And just three or four years ago, after almost ten years as a professional genealogist, in a burst of nostalgia, I bought a copy of the 3rd edition on Ebay, for about $10. When it arrived I flipped through it briefly, reflecting on how much I've learned, and how much research has changed in the intervening years, and then put it on my bookshelf.
But how did you DO genealogy research in 1922? The internet and DNA were decades in the future, and so was microfilm. What I needed was a guide to research written back then.

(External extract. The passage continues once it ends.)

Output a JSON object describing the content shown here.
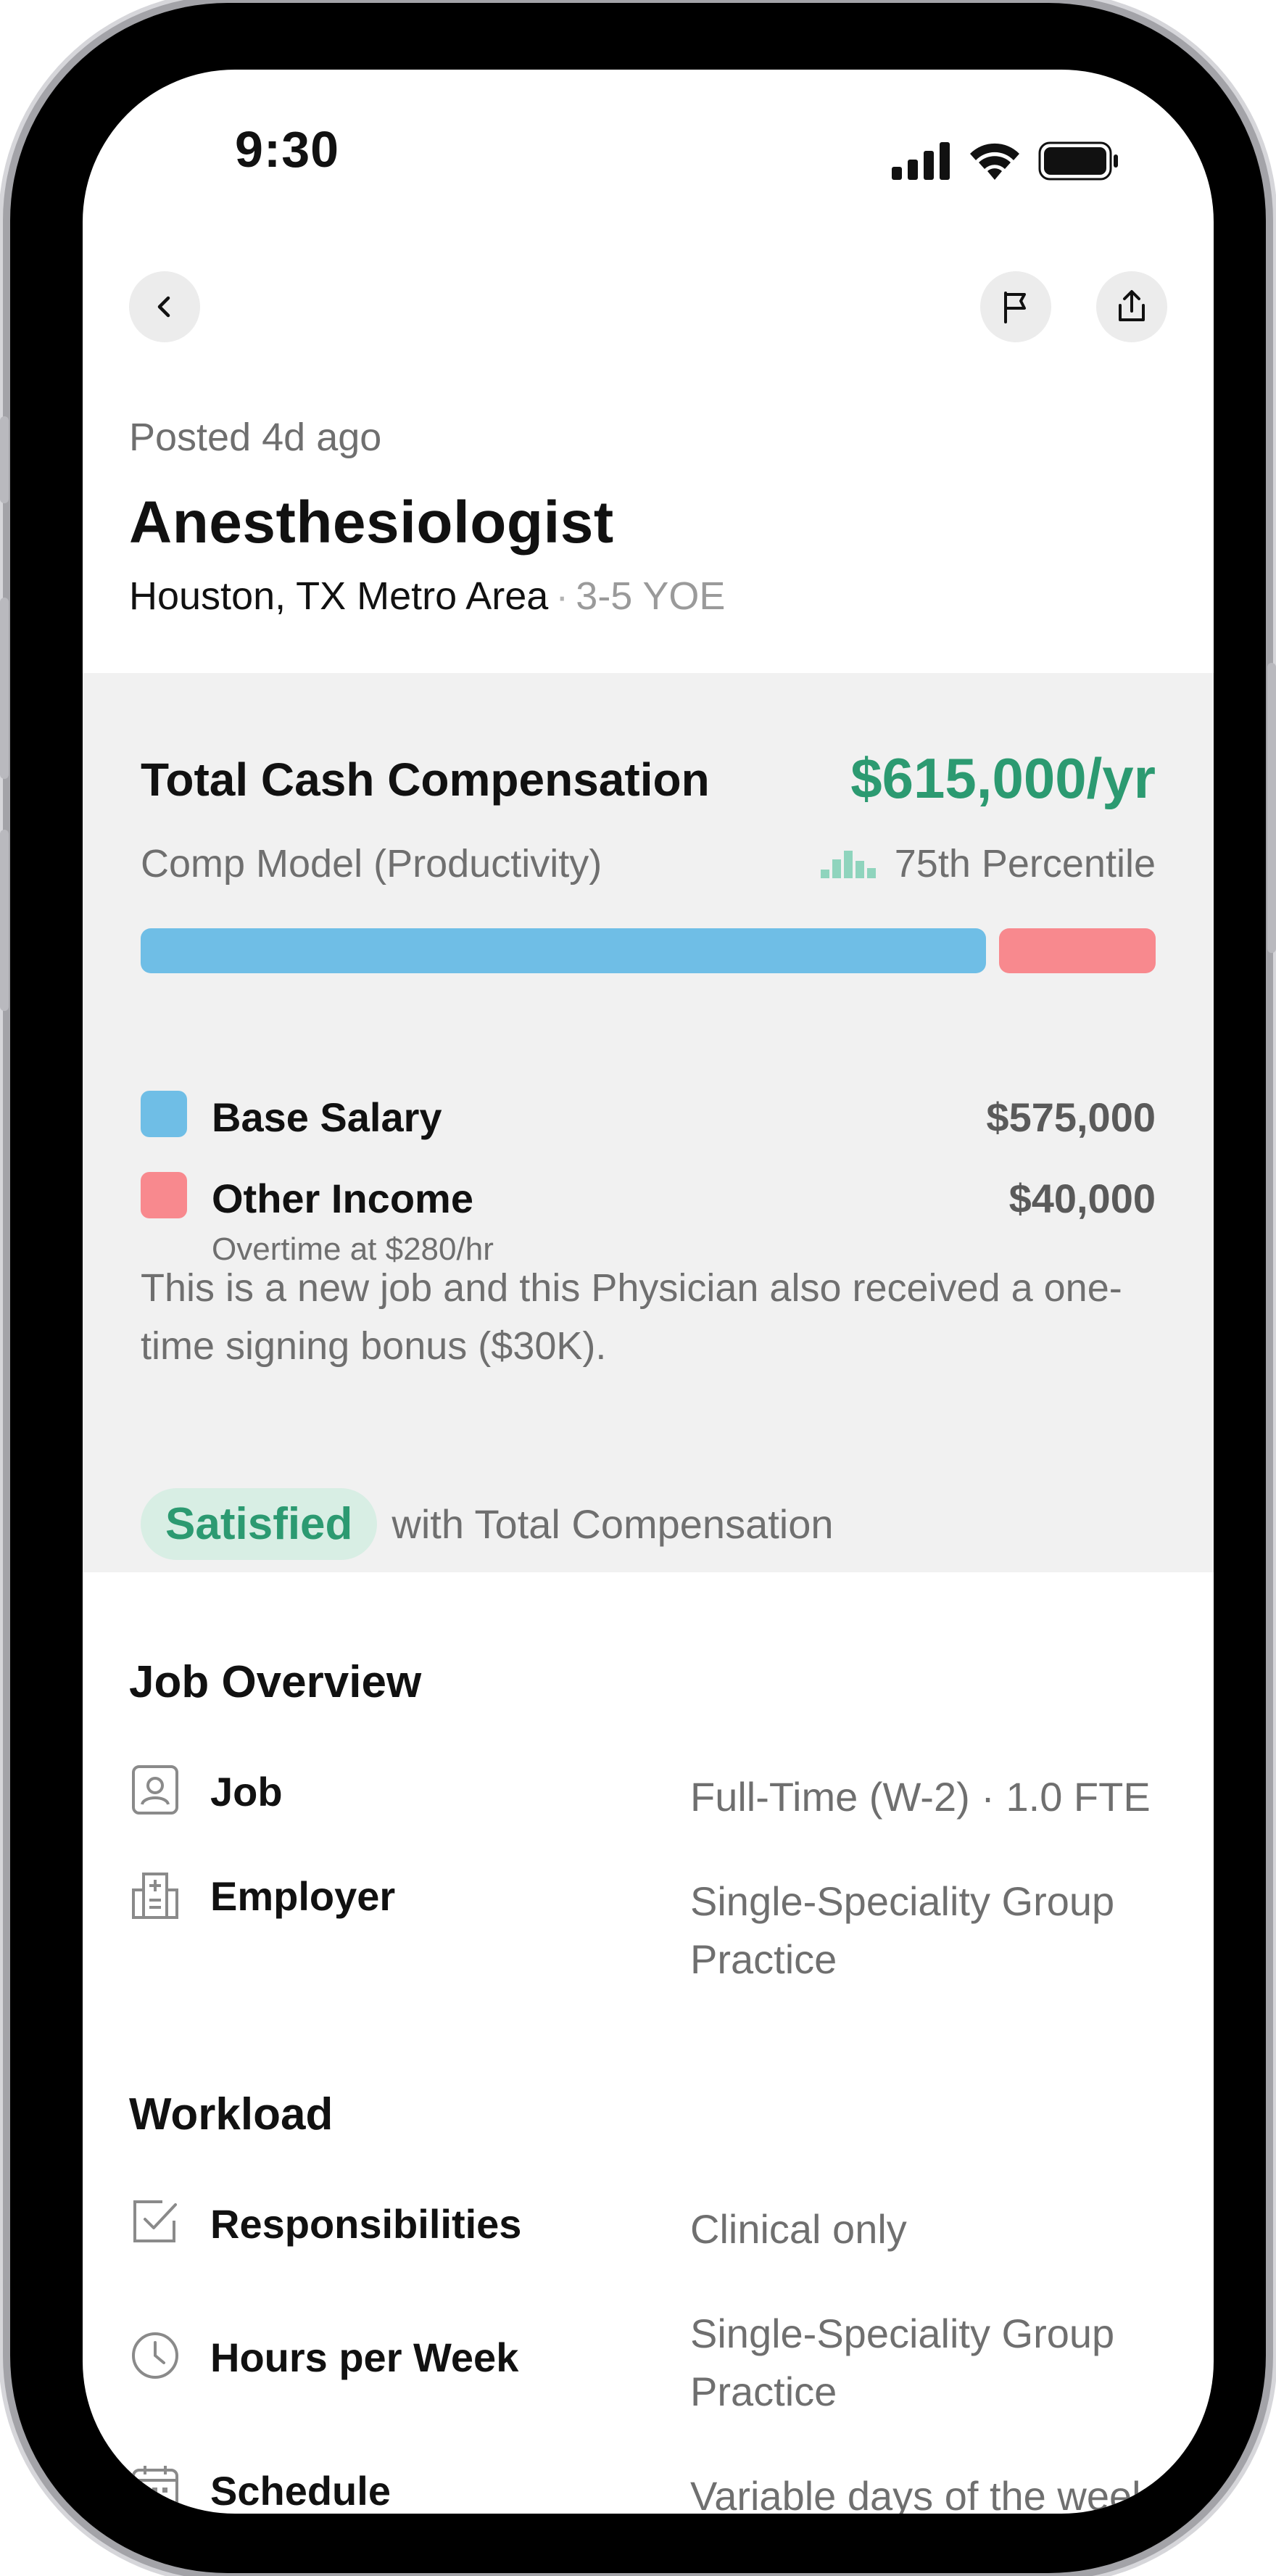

So I turned to WorldCat, a world-wide library catalog. After I put in "searching for your ancestors" and saw the results, I started laughing. There, at the top of a list of over 4,000 titles, was my own book:

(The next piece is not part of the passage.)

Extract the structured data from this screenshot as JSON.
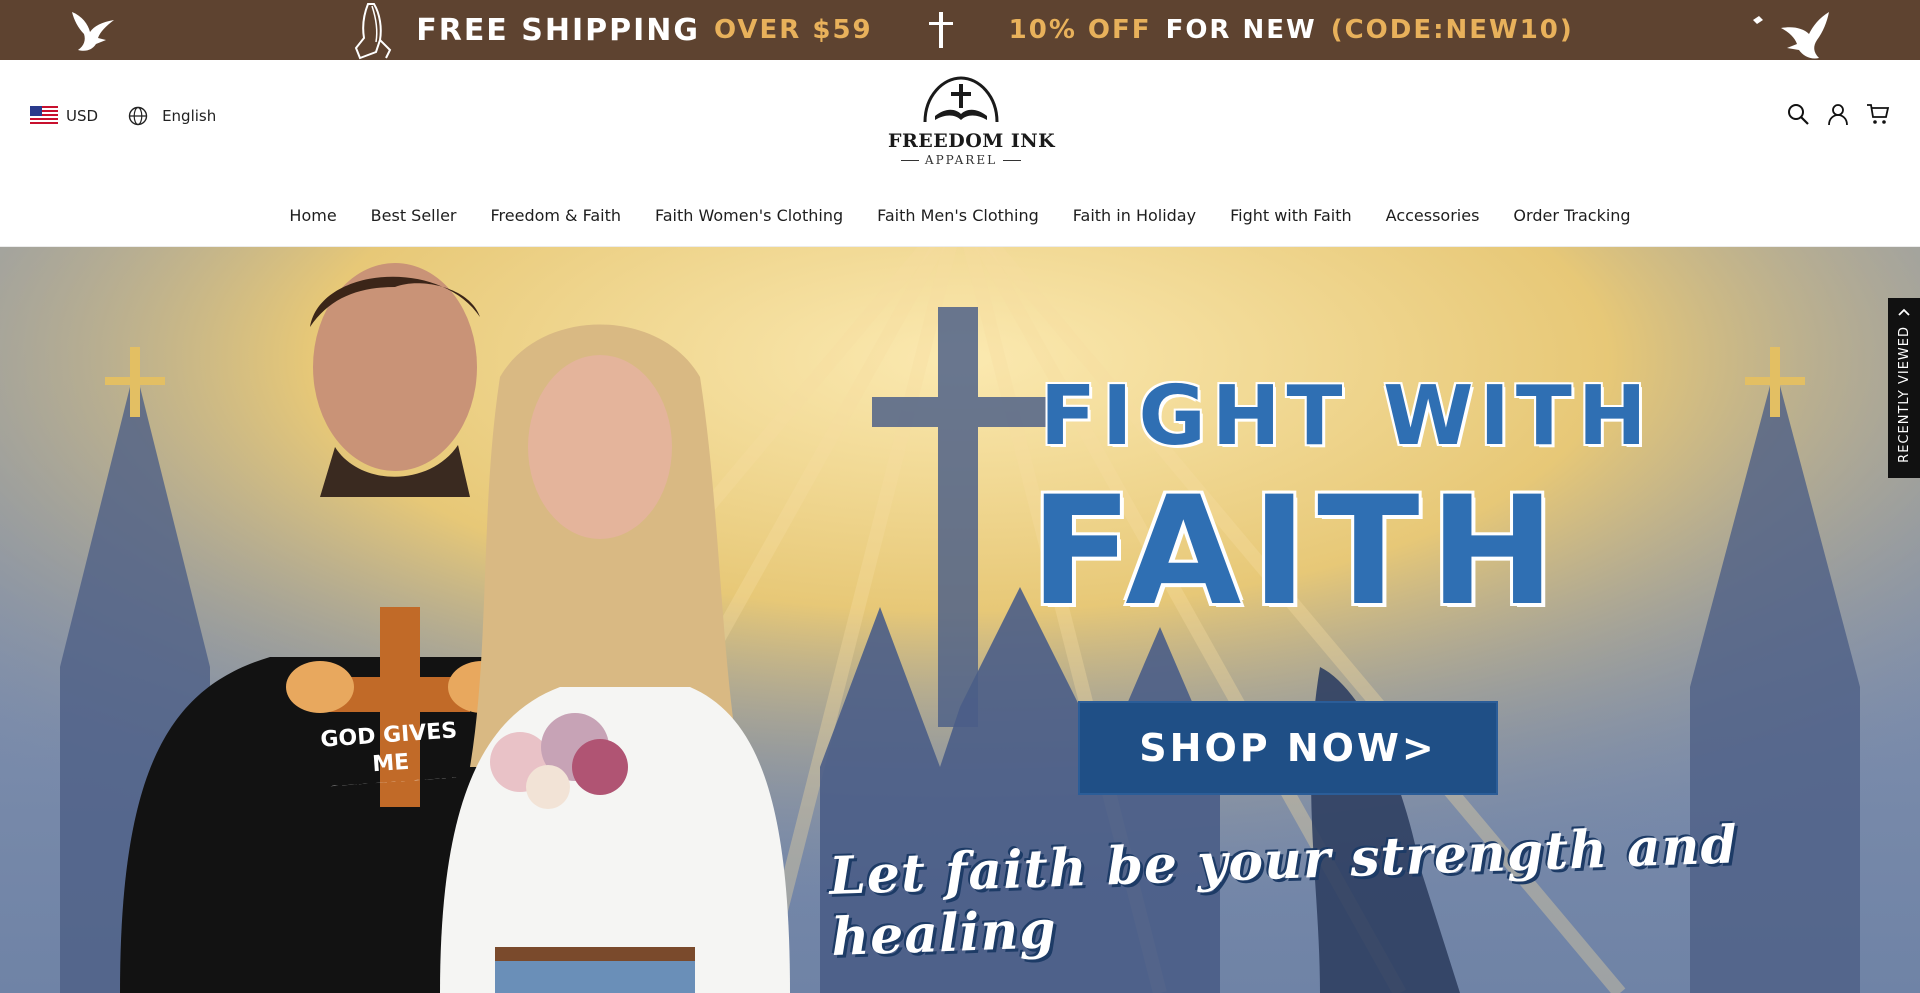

Reading further, I was astonished to find that he was ordained in the Episcopal Church and served as a priest in Madison, Wisconsin.

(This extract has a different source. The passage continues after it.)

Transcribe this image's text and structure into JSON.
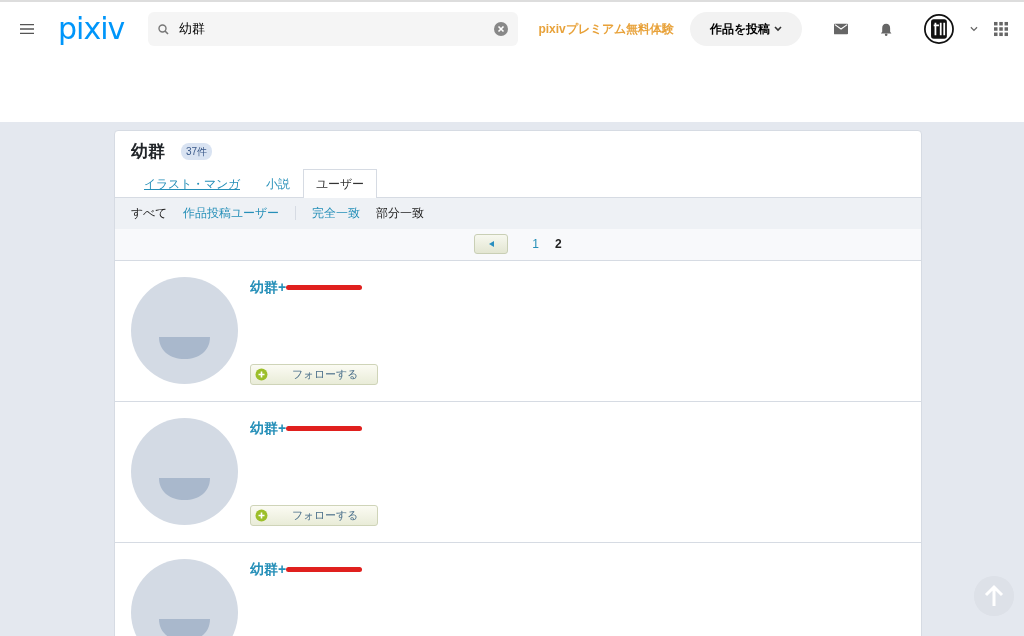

At this point I decided to take another look at my copy of Searching for Your Ancestors. I opened it up, and there on the very first page, I was astounded to see this label:
As Albert Einstein once said: